As the war against oil continues on the Gulf, many throughout the community are wondering how they can help.
The Louisiana Serve Commission (volunteerlouisiana.gov) is helping mobilize and train volunteers in response to the oil spill in the Gulf of Mexico.
Only specially trained responders may clean up or dispose of the oil. Volunteers will not be assigned to oil-touching activities. Individuals must be trained to rescue and care for the injured wildlife. Unauthorized individuals can, even with the best of intentions, harm irreparably the affected animals, some species of which are not accustomed to any kind of human interaction.
While there are limited opportunities now, both conservation and human services needs continue to emerge.

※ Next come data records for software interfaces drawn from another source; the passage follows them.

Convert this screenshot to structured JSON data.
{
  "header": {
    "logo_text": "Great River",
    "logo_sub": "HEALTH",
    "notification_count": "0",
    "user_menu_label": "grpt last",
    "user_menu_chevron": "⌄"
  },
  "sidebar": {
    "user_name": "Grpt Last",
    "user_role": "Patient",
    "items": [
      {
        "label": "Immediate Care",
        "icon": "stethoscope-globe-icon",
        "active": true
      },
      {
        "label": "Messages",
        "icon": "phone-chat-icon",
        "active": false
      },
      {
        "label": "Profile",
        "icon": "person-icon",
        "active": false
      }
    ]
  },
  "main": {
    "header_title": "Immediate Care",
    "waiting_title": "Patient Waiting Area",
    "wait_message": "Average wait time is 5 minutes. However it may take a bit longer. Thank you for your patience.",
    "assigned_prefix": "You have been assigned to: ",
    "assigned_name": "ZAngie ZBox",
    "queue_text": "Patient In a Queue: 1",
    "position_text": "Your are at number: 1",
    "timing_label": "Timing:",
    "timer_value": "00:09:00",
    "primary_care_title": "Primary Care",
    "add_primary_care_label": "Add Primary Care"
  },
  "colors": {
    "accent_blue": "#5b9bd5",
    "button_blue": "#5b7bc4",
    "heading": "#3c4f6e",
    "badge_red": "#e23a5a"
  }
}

Nonprofits and faith-based organizations are continuing to identify roles for volunteers to meet these needs.
Possible roles for volunteers might include:
- Shoreline monitor
- Donations management
- Food bank sorting and packing
- Case management
- Wildlife marker/sitter
- Facility and site maintenance
- Transportation assistant
- Administrative and support
- Pre-impact beach cleanup
- Positions at the command post or volunteer reception center
- Light construction
A number of other organizations have also set up websites or hotlines for volunteers.
The U.S. Fish and Wildlife Service has several useful numbers:
- To report oiled or injured wildlife: 866-557-1401
- To report claims related to damages: 800-440-0858
- To volunteer: 866-448-5816
Oilspillvolunteers.com is a central clearing house for volunteers to sign up with various groups and organizations that are already established in efforts.
The Coalition to Restore Coastal Louisiana is collecting information for volunteers on their website, lagulfrepsonse.com, and the National Wildlife Federation is looking for volunteers for Gulf coast surveillance teams.
The teams will be responsible for the daily monitoring of a specific geographic area of coastline expected to see impacts from the oil spill. The volunteers will:
- Make daily tours of key wildlife and coastal sites.
- Help locate and identify oiled and otherwise injured wildlife and notify trained rescue teams.
- Help report on the arrival of signs of the oil spill to new (previously unaffected) areas in the Gulf region.
- Support wildlife and environmental agencies on understanding the timing and movements of oil along the entire Gulf Coast.
The Gulf Coast extends over an area of approximately 1,500 miles without bays, inlets and wetland communities. When these are added in, there is almost 10,000 miles of land and water to be watched for oil.
Leesville (La.) Daily Leader